TASK DESCRIPTION
All entries shown below should be duplicated character for character.

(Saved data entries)

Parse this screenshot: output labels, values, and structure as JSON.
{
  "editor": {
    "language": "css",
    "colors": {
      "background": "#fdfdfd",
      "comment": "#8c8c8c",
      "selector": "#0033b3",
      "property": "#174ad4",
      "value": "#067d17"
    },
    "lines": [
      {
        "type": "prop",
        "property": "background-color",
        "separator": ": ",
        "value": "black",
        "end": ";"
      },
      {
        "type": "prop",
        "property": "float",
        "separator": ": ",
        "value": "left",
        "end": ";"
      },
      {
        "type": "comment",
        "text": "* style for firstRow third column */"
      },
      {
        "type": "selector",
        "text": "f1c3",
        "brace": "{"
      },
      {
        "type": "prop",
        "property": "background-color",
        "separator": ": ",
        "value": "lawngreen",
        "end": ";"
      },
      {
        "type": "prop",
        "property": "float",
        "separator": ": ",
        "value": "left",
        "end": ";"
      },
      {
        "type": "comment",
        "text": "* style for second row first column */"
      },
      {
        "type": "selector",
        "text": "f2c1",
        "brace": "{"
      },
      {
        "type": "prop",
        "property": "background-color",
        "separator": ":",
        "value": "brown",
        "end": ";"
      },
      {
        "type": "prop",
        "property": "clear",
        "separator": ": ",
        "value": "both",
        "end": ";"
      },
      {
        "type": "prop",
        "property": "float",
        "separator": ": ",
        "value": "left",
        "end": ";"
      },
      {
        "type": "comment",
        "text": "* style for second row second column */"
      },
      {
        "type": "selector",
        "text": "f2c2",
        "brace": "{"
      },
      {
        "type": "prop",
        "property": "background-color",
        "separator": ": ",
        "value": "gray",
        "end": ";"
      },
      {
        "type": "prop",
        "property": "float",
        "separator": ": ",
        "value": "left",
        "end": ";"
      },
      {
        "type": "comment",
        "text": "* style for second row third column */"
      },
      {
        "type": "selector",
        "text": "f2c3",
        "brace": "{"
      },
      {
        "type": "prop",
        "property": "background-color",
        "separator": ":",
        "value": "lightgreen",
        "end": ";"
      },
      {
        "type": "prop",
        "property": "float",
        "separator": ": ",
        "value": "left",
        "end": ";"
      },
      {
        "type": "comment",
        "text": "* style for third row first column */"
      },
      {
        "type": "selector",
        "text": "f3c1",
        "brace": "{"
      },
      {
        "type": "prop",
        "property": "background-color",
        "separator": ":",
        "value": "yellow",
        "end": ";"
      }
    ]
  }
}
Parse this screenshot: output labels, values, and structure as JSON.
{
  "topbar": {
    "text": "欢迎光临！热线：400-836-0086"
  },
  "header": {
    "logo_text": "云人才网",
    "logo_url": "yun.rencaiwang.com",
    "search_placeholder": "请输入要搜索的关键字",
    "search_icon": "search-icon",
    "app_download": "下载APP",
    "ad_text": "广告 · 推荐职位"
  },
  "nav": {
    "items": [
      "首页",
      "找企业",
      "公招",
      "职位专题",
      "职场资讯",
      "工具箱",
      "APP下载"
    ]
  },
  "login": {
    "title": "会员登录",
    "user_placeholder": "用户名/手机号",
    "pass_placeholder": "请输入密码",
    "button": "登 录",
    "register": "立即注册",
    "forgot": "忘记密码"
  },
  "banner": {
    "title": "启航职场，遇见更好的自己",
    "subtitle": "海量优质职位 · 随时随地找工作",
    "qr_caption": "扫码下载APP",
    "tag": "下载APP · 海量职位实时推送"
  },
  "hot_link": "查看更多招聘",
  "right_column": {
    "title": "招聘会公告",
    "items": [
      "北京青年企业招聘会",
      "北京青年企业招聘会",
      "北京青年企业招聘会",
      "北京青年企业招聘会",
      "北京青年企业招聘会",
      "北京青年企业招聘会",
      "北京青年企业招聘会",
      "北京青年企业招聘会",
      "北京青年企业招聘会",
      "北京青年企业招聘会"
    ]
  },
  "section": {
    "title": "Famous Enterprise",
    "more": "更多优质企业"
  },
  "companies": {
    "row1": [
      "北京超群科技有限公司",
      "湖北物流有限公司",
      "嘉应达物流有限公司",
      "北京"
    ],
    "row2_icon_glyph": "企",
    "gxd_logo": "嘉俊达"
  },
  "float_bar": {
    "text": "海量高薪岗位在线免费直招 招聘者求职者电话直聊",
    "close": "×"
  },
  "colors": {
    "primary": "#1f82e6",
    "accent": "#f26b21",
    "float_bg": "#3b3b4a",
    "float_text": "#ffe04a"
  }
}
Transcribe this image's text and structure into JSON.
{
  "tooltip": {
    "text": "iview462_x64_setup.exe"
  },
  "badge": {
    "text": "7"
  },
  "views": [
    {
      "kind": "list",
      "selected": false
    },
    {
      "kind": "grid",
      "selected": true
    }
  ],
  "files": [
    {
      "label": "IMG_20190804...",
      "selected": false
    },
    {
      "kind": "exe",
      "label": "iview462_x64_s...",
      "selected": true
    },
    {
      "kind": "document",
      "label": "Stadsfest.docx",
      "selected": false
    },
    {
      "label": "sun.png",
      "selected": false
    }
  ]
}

RESPONSE AREA
Parse this screenshot: output labels, values, and structure as JSON.
{
  "editor": {
    "language": "css",
    "colors": {
      "background": "#fdfdfd",
      "comment": "#8c8c8c",
      "selector": "#0033b3",
      "property": "#174ad4",
      "value": "#067d17"
    },
    "lines": [
      {
        "type": "prop",
        "property": "background-color",
        "separator": ": ",
        "value": "black",
        "end": ";"
      },
      {
        "type": "prop",
        "property": "float",
        "separator": ": ",
        "value": "left",
        "end": ";"
      },
      {
        "type": "comment",
        "text": "* style for firstRow third column */"
      },
      {
        "type": "selector",
        "text": "f1c3",
        "brace": "{"
      },
      {
        "type": "prop",
        "property": "background-color",
        "separator": ": ",
        "value": "lawngreen",
        "end": ";"
      },
      {
        "type": "prop",
        "property": "float",
        "separator": ": ",
        "value": "left",
        "end": ";"
      },
      {
        "type": "comment",
        "text": "* style for second row first column */"
      },
      {
        "type": "selector",
        "text": "f2c1",
        "brace": "{"
      },
      {
        "type": "prop",
        "property": "background-color",
        "separator": ":",
        "value": "brown",
        "end": ";"
      },
      {
        "type": "prop",
        "property": "clear",
        "separator": ": ",
        "value": "both",
        "end": ";"
      },
      {
        "type": "prop",
        "property": "float",
        "separator": ": ",
        "value": "left",
        "end": ";"
      },
      {
        "type": "comment",
        "text": "* style for second row second column */"
      },
      {
        "type": "selector",
        "text": "f2c2",
        "brace": "{"
      },
      {
        "type": "prop",
        "property": "background-color",
        "separator": ": ",
        "value": "gray",
        "end": ";"
      },
      {
        "type": "prop",
        "property": "float",
        "separator": ": ",
        "value": "left",
        "end": ";"
      },
      {
        "type": "comment",
        "text": "* style for second row third column */"
      },
      {
        "type": "selector",
        "text": "f2c3",
        "brace": "{"
      },
      {
        "type": "prop",
        "property": "background-color",
        "separator": ":",
        "value": "lightgreen",
        "end": ";"
      },
      {
        "type": "prop",
        "property": "float",
        "separator": ": ",
        "value": "left",
        "end": ";"
      },
      {
        "type": "comment",
        "text": "* style for third row first column */"
      },
      {
        "type": "selector",
        "text": "f3c1",
        "brace": "{"
      },
      {
        "type": "prop",
        "property": "background-color",
        "separator": ":",
        "value": "yellow",
        "end": ";"
      }
    ]
  }
}
Parse this screenshot: output labels, values, and structure as JSON.
{
  "topbar": {
    "text": "欢迎光临！热线：400-836-0086"
  },
  "header": {
    "logo_text": "云人才网",
    "logo_url": "yun.rencaiwang.com",
    "search_placeholder": "请输入要搜索的关键字",
    "search_icon": "search-icon",
    "app_download": "下载APP",
    "ad_text": "广告 · 推荐职位"
  },
  "nav": {
    "items": [
      "首页",
      "找企业",
      "公招",
      "职位专题",
      "职场资讯",
      "工具箱",
      "APP下载"
    ]
  },
  "login": {
    "title": "会员登录",
    "user_placeholder": "用户名/手机号",
    "pass_placeholder": "请输入密码",
    "button": "登 录",
    "register": "立即注册",
    "forgot": "忘记密码"
  },
  "banner": {
    "title": "启航职场，遇见更好的自己",
    "subtitle": "海量优质职位 · 随时随地找工作",
    "qr_caption": "扫码下载APP",
    "tag": "下载APP · 海量职位实时推送"
  },
  "hot_link": "查看更多招聘",
  "right_column": {
    "title": "招聘会公告",
    "items": [
      "北京青年企业招聘会",
      "北京青年企业招聘会",
      "北京青年企业招聘会",
      "北京青年企业招聘会",
      "北京青年企业招聘会",
      "北京青年企业招聘会",
      "北京青年企业招聘会",
      "北京青年企业招聘会",
      "北京青年企业招聘会",
      "北京青年企业招聘会"
    ]
  },
  "section": {
    "title": "Famous Enterprise",
    "more": "更多优质企业"
  },
  "companies": {
    "row1": [
      "北京超群科技有限公司",
      "湖北物流有限公司",
      "嘉应达物流有限公司",
      "北京"
    ],
    "row2_icon_glyph": "企",
    "gxd_logo": "嘉俊达"
  },
  "float_bar": {
    "text": "海量高薪岗位在线免费直招 招聘者求职者电话直聊",
    "close": "×"
  },
  "colors": {
    "primary": "#1f82e6",
    "accent": "#f26b21",
    "float_bg": "#3b3b4a",
    "float_text": "#ffe04a"
  }
}
Transcribe this image's text and structure into JSON.
{
  "tooltip": {
    "text": "iview462_x64_setup.exe"
  },
  "badge": {
    "text": "7"
  },
  "views": [
    {
      "kind": "list",
      "selected": false
    },
    {
      "kind": "grid",
      "selected": true
    }
  ],
  "files": [
    {
      "label": "IMG_20190804...",
      "selected": false
    },
    {
      "kind": "exe",
      "label": "iview462_x64_s...",
      "selected": true
    },
    {
      "kind": "document",
      "label": "Stadsfest.docx",
      "selected": false
    },
    {
      "label": "sun.png",
      "selected": false
    }
  ]
}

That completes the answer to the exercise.